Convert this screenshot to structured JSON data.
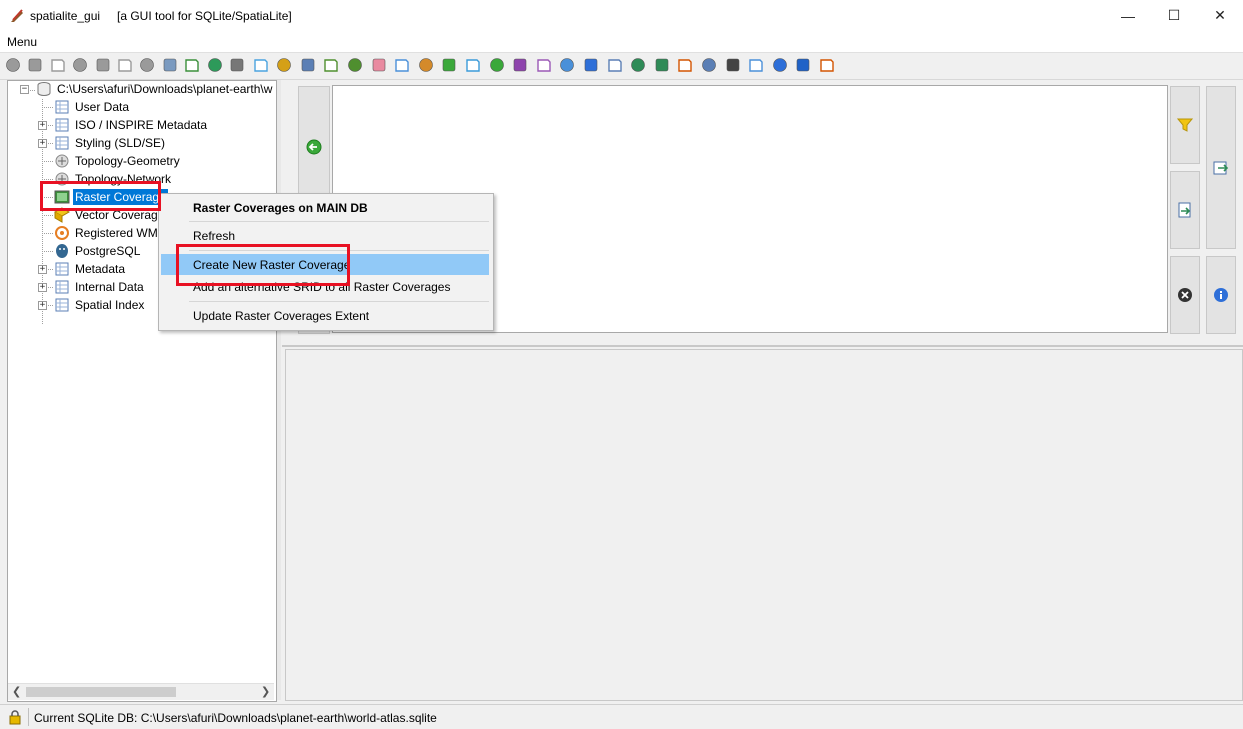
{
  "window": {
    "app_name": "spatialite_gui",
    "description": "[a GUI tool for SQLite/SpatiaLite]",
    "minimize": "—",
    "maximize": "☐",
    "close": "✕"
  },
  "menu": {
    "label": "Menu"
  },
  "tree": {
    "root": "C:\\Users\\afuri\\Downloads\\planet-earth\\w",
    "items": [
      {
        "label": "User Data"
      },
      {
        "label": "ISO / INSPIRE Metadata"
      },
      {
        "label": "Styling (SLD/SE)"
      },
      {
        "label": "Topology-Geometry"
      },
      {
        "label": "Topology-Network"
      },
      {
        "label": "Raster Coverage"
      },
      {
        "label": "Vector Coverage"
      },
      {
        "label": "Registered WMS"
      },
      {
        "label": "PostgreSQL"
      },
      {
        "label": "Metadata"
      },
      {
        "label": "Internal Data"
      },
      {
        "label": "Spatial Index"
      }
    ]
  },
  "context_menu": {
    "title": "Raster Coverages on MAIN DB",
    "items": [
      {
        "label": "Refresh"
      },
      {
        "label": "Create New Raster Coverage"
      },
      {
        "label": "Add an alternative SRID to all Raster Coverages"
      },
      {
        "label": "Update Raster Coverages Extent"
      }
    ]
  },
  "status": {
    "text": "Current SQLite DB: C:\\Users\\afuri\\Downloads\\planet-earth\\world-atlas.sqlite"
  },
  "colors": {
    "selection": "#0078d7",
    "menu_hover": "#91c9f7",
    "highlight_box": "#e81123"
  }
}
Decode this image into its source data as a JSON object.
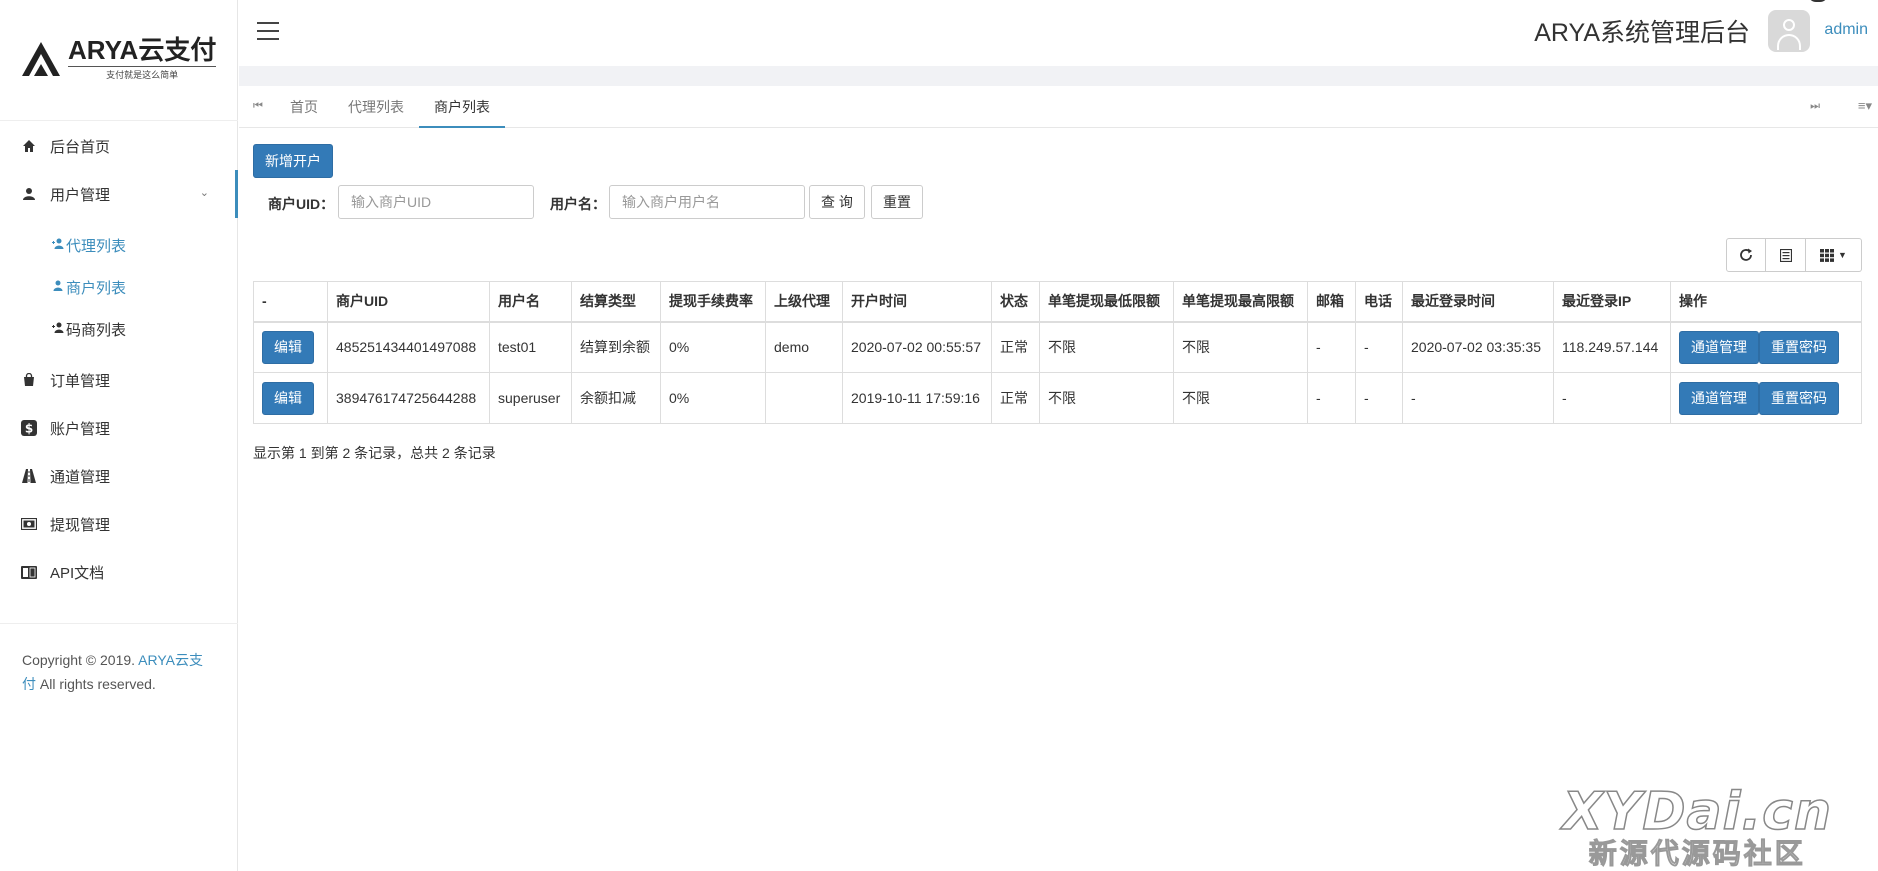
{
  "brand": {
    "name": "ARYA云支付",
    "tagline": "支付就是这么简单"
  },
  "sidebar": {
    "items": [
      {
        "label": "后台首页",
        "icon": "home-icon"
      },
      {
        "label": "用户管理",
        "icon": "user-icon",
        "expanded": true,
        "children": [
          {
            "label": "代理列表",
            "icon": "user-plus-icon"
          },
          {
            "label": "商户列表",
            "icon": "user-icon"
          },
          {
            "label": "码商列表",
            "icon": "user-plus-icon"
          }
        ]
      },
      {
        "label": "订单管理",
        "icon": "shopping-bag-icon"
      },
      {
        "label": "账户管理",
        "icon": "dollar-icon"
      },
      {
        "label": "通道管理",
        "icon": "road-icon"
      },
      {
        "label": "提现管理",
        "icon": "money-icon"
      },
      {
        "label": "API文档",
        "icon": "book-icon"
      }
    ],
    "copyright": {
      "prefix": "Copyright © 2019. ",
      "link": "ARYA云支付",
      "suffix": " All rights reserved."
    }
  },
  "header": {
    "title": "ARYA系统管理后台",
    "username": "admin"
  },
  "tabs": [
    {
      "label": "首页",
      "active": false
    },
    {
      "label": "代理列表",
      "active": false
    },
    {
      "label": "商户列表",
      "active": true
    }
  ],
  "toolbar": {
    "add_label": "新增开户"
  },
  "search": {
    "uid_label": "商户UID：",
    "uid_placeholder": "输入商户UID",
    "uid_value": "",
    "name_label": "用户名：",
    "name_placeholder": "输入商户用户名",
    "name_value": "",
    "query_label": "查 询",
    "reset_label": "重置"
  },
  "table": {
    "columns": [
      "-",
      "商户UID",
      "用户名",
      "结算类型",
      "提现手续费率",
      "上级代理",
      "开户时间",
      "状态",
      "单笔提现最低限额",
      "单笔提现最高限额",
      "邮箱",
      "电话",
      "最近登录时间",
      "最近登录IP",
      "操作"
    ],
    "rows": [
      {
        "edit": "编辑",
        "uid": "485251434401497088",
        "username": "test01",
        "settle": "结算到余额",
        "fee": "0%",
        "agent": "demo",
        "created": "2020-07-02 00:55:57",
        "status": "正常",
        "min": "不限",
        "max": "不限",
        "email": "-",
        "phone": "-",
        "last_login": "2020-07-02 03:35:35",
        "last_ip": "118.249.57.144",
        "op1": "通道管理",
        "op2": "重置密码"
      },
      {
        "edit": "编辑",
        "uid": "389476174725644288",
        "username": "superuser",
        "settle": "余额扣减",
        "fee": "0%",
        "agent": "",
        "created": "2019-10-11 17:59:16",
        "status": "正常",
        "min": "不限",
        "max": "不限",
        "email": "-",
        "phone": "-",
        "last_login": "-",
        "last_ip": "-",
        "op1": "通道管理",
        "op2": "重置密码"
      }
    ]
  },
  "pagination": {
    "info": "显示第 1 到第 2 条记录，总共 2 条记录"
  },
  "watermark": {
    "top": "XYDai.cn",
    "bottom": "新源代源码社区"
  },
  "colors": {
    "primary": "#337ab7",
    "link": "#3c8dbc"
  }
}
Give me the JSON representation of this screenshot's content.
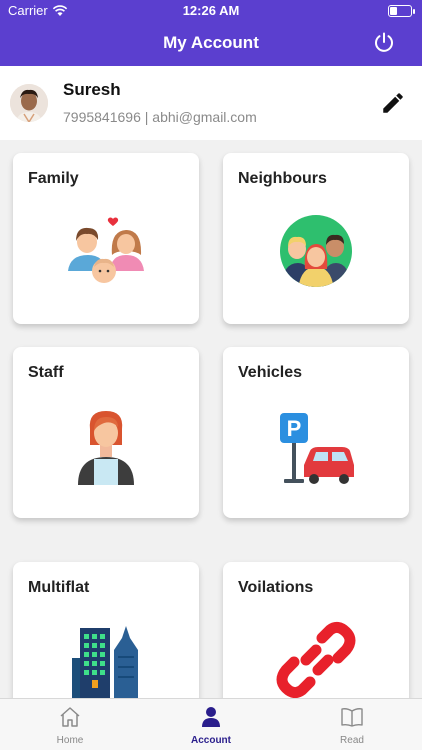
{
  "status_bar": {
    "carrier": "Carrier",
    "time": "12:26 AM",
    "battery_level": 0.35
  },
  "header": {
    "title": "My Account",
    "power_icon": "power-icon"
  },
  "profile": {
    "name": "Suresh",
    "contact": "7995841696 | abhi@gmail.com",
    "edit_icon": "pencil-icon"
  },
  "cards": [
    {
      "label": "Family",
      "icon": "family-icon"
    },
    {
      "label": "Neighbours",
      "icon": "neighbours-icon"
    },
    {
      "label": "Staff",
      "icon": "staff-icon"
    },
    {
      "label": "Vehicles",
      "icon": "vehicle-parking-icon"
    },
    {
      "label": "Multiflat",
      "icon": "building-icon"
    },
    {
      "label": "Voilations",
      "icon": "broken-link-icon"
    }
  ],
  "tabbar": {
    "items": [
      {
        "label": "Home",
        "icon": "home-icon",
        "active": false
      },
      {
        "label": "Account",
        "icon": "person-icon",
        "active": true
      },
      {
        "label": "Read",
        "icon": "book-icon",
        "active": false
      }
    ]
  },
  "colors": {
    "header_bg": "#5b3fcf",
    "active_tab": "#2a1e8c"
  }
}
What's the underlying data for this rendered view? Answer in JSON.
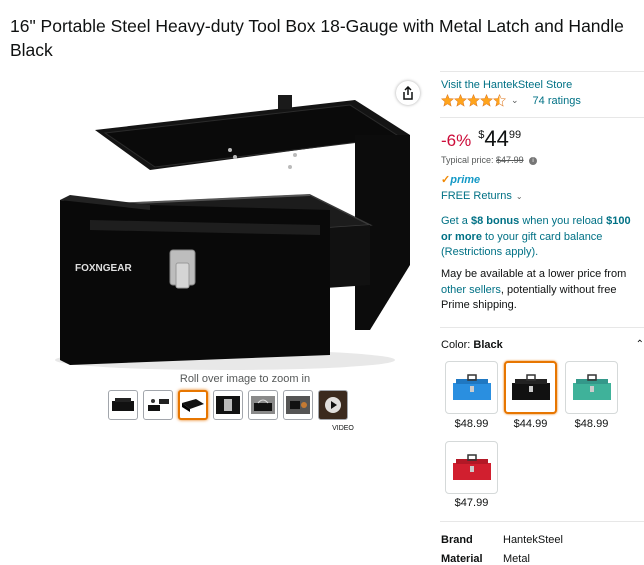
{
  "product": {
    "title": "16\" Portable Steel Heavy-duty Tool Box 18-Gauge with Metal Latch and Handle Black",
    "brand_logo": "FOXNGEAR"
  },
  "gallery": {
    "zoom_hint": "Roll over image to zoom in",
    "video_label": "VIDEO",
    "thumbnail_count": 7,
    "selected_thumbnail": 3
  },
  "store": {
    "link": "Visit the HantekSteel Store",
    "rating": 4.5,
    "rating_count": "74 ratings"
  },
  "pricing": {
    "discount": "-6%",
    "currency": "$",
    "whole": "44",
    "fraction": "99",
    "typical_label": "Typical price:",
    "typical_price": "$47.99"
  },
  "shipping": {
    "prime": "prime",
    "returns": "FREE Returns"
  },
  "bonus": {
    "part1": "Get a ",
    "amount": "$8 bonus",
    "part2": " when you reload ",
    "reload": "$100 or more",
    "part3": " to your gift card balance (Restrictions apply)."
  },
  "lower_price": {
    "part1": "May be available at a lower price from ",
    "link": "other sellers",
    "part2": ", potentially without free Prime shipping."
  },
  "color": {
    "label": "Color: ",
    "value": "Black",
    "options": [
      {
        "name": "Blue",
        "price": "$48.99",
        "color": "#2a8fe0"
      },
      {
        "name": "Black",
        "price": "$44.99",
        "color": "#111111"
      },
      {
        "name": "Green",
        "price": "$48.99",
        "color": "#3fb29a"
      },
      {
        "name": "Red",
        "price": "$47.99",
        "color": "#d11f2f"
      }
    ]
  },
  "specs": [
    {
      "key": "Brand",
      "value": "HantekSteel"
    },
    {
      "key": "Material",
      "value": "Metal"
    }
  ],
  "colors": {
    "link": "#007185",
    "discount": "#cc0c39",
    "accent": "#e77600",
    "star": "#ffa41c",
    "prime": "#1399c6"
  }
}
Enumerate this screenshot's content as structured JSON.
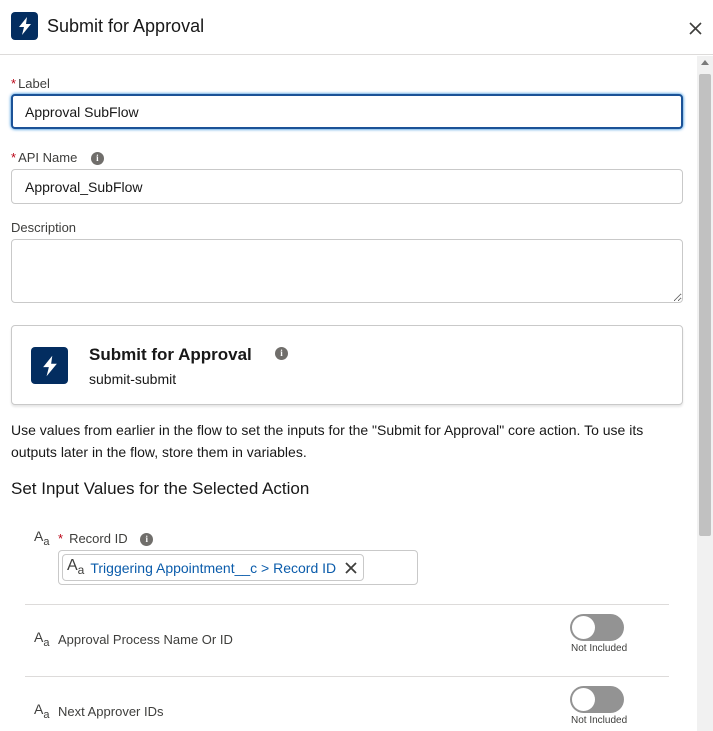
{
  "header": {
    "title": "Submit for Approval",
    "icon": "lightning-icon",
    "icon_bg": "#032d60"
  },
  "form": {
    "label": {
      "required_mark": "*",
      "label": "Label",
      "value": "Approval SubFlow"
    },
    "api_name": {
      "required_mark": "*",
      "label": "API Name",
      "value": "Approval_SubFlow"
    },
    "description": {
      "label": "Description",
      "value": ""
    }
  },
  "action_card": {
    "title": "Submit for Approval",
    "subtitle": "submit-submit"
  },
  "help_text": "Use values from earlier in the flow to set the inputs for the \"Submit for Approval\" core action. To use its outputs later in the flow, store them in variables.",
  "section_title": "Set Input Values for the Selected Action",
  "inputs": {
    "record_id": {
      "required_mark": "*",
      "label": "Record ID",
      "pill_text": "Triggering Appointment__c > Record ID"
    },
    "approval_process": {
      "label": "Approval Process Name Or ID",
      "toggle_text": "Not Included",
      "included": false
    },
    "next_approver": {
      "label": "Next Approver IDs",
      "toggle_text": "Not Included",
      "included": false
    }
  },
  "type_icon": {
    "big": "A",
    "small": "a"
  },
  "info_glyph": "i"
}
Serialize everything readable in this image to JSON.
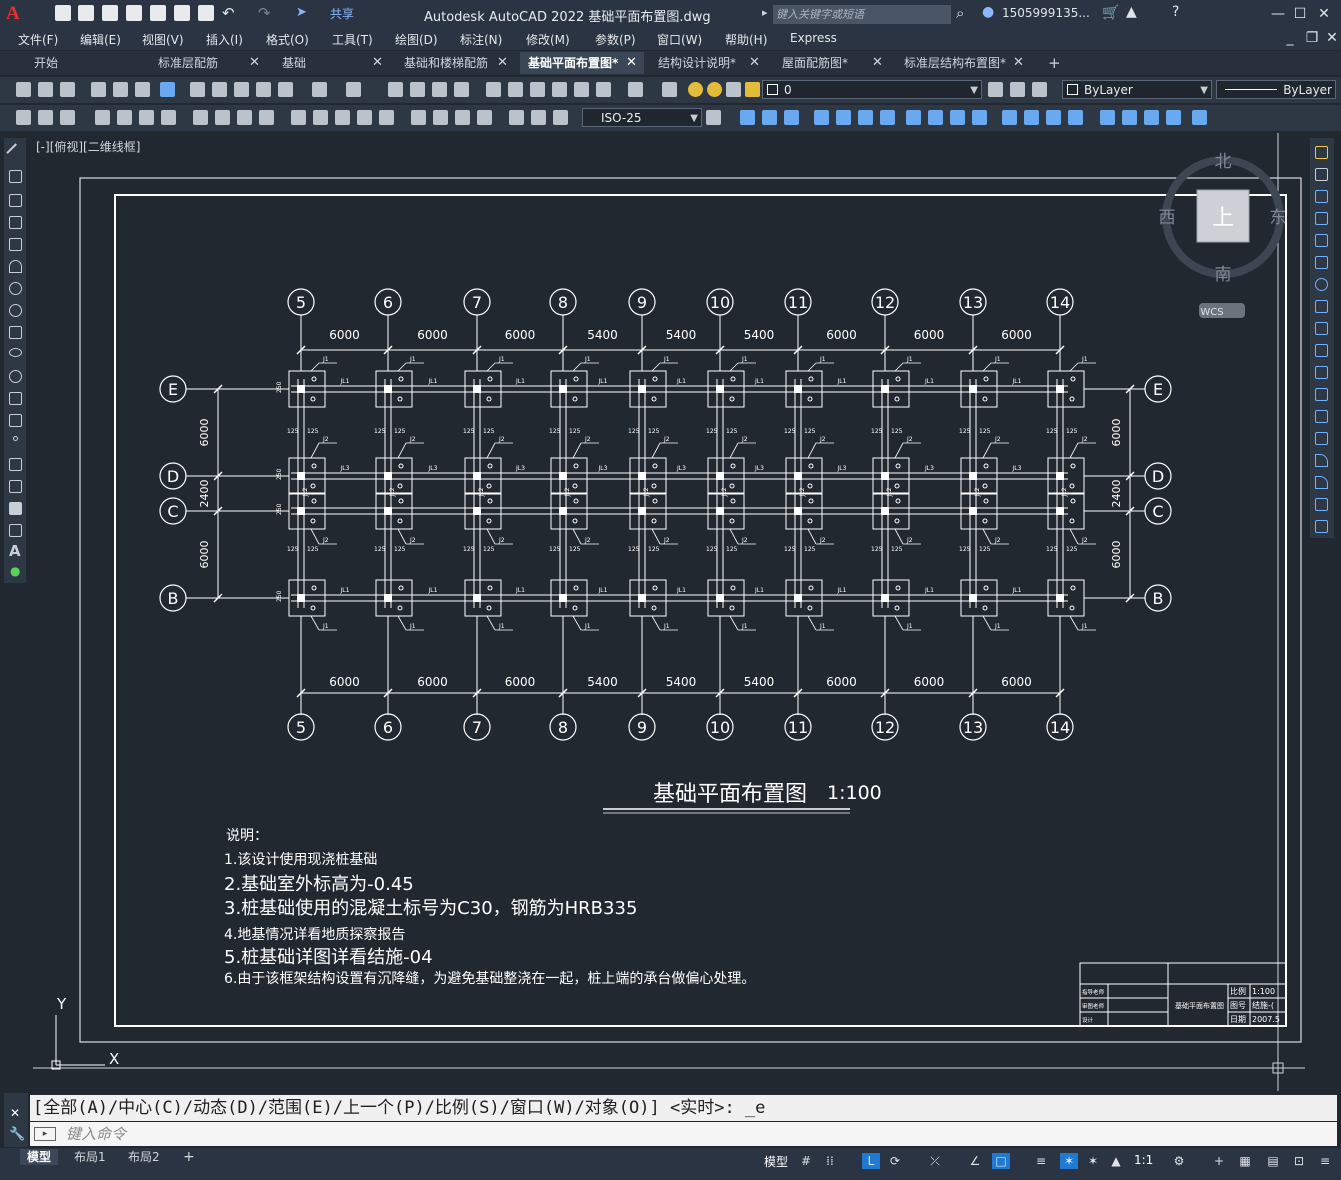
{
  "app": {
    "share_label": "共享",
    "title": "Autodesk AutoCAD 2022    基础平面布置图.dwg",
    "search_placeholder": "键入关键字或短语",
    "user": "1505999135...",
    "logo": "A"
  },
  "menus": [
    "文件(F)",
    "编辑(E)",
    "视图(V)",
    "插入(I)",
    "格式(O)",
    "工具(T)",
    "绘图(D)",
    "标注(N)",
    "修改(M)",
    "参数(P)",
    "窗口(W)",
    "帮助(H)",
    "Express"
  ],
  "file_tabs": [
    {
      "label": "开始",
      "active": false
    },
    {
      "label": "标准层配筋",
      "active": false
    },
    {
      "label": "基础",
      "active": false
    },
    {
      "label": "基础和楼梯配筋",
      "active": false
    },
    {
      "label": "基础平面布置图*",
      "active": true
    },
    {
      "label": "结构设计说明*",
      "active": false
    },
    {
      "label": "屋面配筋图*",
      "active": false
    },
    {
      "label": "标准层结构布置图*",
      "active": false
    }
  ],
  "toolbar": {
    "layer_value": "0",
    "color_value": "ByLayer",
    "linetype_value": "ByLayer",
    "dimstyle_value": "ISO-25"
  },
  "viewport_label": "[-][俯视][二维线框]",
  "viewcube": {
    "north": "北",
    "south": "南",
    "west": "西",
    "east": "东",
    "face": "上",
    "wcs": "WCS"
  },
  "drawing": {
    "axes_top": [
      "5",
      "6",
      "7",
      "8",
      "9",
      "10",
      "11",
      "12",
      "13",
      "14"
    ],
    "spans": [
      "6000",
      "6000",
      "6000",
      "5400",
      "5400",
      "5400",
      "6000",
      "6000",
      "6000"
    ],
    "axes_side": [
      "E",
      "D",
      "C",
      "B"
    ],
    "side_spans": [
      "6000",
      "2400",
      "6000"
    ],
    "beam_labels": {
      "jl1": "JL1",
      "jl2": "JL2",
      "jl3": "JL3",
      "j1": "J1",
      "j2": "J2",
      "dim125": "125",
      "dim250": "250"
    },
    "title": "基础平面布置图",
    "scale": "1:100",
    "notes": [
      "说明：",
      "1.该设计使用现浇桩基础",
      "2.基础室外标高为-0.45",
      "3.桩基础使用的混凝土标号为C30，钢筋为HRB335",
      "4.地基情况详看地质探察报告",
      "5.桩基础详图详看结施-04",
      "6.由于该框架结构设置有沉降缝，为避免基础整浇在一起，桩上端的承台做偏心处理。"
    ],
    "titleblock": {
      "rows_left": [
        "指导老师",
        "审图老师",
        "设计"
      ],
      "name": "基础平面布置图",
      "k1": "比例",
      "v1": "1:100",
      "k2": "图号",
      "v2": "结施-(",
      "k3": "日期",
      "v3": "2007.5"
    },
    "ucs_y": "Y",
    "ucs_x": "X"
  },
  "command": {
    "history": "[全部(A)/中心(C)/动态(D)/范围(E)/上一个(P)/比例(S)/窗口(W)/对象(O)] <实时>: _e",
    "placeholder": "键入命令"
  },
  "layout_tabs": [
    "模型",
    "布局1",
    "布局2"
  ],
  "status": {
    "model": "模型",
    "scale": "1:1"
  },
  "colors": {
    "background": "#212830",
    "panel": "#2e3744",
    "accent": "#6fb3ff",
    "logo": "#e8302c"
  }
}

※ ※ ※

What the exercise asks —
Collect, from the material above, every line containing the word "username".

Output for this exercise —
    "username": "admin"
        "username": "test01",
        "username": "superuser",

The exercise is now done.